(What is being asked)
With the images omitted, return all of the entries exactly as they stand.

(Extracted data entries)
────
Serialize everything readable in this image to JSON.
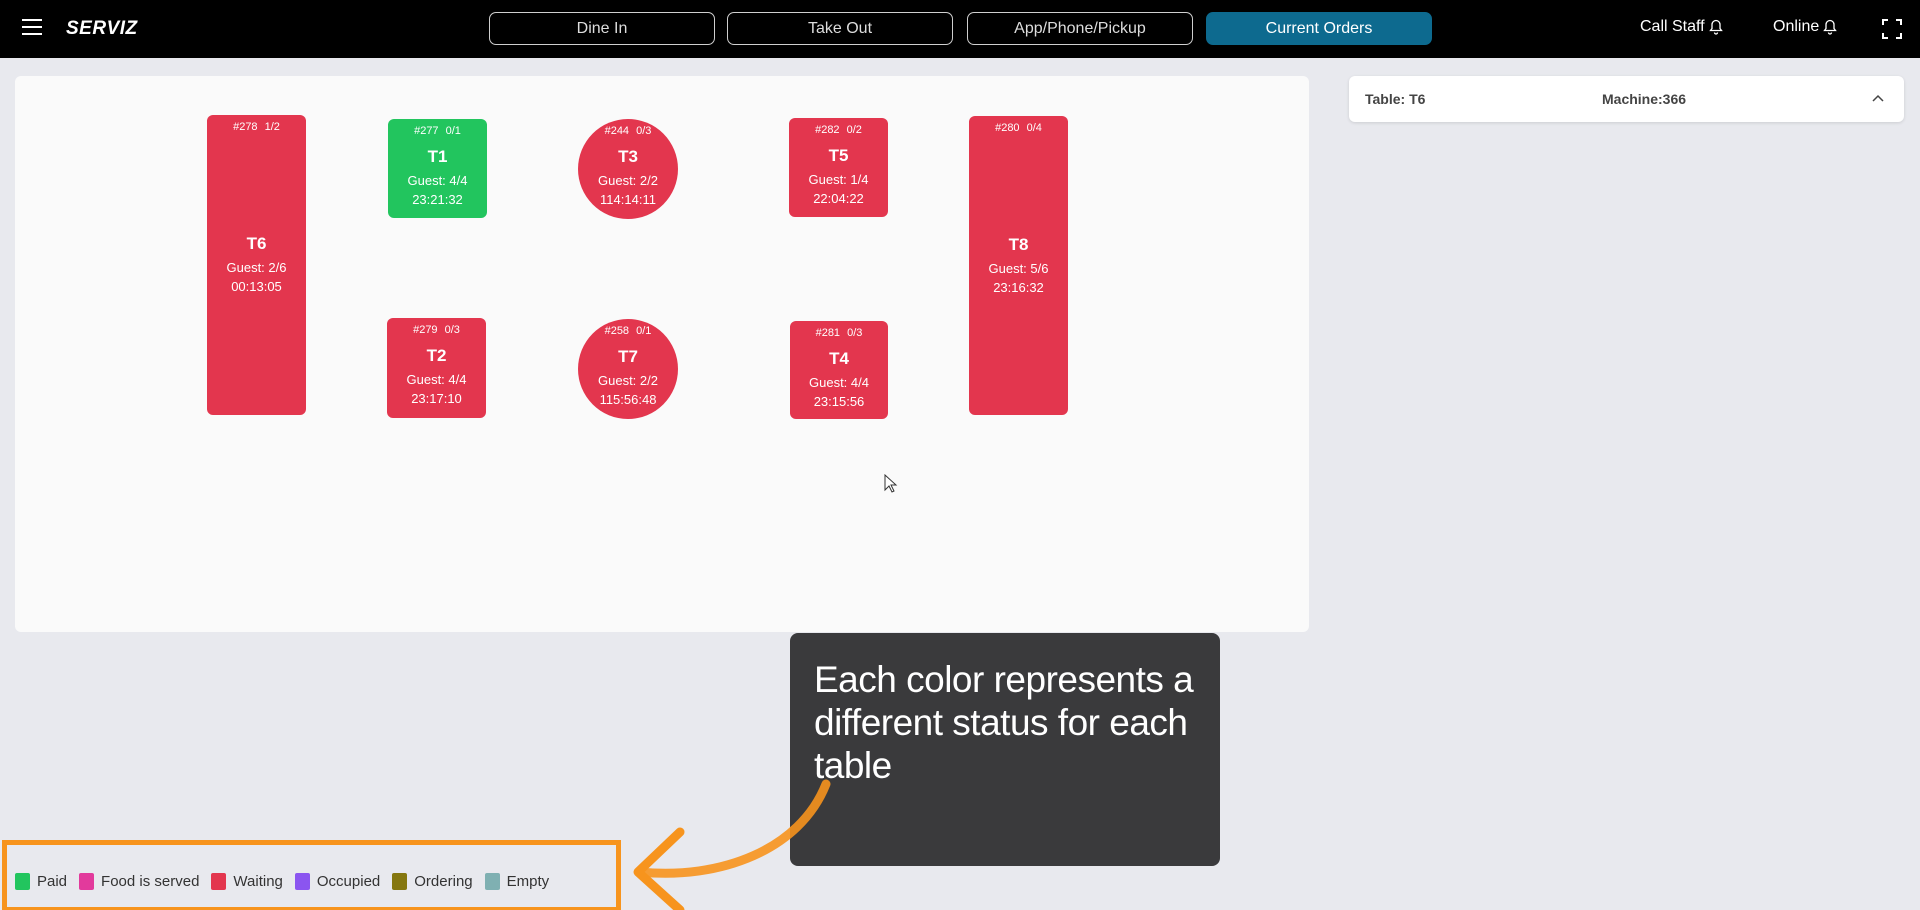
{
  "header": {
    "brand": "SERVIZ",
    "nav": [
      {
        "label": "Dine In",
        "active": false
      },
      {
        "label": "Take Out",
        "active": false
      },
      {
        "label": "App/Phone/Pickup",
        "active": false
      },
      {
        "label": "Current Orders",
        "active": true
      }
    ],
    "call_staff": "Call Staff",
    "online": "Online",
    "accent": "#0d6a8f"
  },
  "tables": [
    {
      "id": "T6",
      "order": "#278",
      "progress": "1/2",
      "guests": "Guest: 2/6",
      "time": "00:13:05",
      "shape": "rect",
      "status": "Waiting"
    },
    {
      "id": "T1",
      "order": "#277",
      "progress": "0/1",
      "guests": "Guest: 4/4",
      "time": "23:21:32",
      "shape": "square",
      "status": "Paid"
    },
    {
      "id": "T3",
      "order": "#244",
      "progress": "0/3",
      "guests": "Guest: 2/2",
      "time": "114:14:11",
      "shape": "round",
      "status": "Waiting"
    },
    {
      "id": "T5",
      "order": "#282",
      "progress": "0/2",
      "guests": "Guest: 1/4",
      "time": "22:04:22",
      "shape": "square",
      "status": "Waiting"
    },
    {
      "id": "T8",
      "order": "#280",
      "progress": "0/4",
      "guests": "Guest: 5/6",
      "time": "23:16:32",
      "shape": "rect",
      "status": "Waiting"
    },
    {
      "id": "T2",
      "order": "#279",
      "progress": "0/3",
      "guests": "Guest: 4/4",
      "time": "23:17:10",
      "shape": "square",
      "status": "Waiting"
    },
    {
      "id": "T7",
      "order": "#258",
      "progress": "0/1",
      "guests": "Guest: 2/2",
      "time": "115:56:48",
      "shape": "round",
      "status": "Waiting"
    },
    {
      "id": "T4",
      "order": "#281",
      "progress": "0/3",
      "guests": "Guest: 4/4",
      "time": "23:15:56",
      "shape": "square",
      "status": "Waiting"
    }
  ],
  "detail": {
    "table": "Table: T6",
    "machine": "Machine:366"
  },
  "legend": [
    {
      "label": "Paid",
      "color": "#22c55e"
    },
    {
      "label": "Food is served",
      "color": "#e23a9c"
    },
    {
      "label": "Waiting",
      "color": "#e3364e"
    },
    {
      "label": "Occupied",
      "color": "#8b55f0"
    },
    {
      "label": "Ordering",
      "color": "#85770f"
    },
    {
      "label": "Empty",
      "color": "#7fb0b2"
    }
  ],
  "tooltip": {
    "text": "Each color represents a different status for each table"
  },
  "highlight_color": "#f7941d"
}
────
(Exercise output)
Serialize everything readable in this image to JSON.
{
  "header": {
    "brand": "SERVIZ",
    "nav": [
      {
        "label": "Dine In",
        "active": false
      },
      {
        "label": "Take Out",
        "active": false
      },
      {
        "label": "App/Phone/Pickup",
        "active": false
      },
      {
        "label": "Current Orders",
        "active": true
      }
    ],
    "call_staff": "Call Staff",
    "online": "Online",
    "accent": "#0d6a8f"
  },
  "tables": [
    {
      "id": "T6",
      "order": "#278",
      "progress": "1/2",
      "guests": "Guest: 2/6",
      "time": "00:13:05",
      "shape": "rect",
      "status": "Waiting"
    },
    {
      "id": "T1",
      "order": "#277",
      "progress": "0/1",
      "guests": "Guest: 4/4",
      "time": "23:21:32",
      "shape": "square",
      "status": "Paid"
    },
    {
      "id": "T3",
      "order": "#244",
      "progress": "0/3",
      "guests": "Guest: 2/2",
      "time": "114:14:11",
      "shape": "round",
      "status": "Waiting"
    },
    {
      "id": "T5",
      "order": "#282",
      "progress": "0/2",
      "guests": "Guest: 1/4",
      "time": "22:04:22",
      "shape": "square",
      "status": "Waiting"
    },
    {
      "id": "T8",
      "order": "#280",
      "progress": "0/4",
      "guests": "Guest: 5/6",
      "time": "23:16:32",
      "shape": "rect",
      "status": "Waiting"
    },
    {
      "id": "T2",
      "order": "#279",
      "progress": "0/3",
      "guests": "Guest: 4/4",
      "time": "23:17:10",
      "shape": "square",
      "status": "Waiting"
    },
    {
      "id": "T7",
      "order": "#258",
      "progress": "0/1",
      "guests": "Guest: 2/2",
      "time": "115:56:48",
      "shape": "round",
      "status": "Waiting"
    },
    {
      "id": "T4",
      "order": "#281",
      "progress": "0/3",
      "guests": "Guest: 4/4",
      "time": "23:15:56",
      "shape": "square",
      "status": "Waiting"
    }
  ],
  "detail": {
    "table": "Table: T6",
    "machine": "Machine:366"
  },
  "legend": [
    {
      "label": "Paid",
      "color": "#22c55e"
    },
    {
      "label": "Food is served",
      "color": "#e23a9c"
    },
    {
      "label": "Waiting",
      "color": "#e3364e"
    },
    {
      "label": "Occupied",
      "color": "#8b55f0"
    },
    {
      "label": "Ordering",
      "color": "#85770f"
    },
    {
      "label": "Empty",
      "color": "#7fb0b2"
    }
  ],
  "tooltip": {
    "text": "Each color represents a different status for each table"
  },
  "highlight_color": "#f7941d"
}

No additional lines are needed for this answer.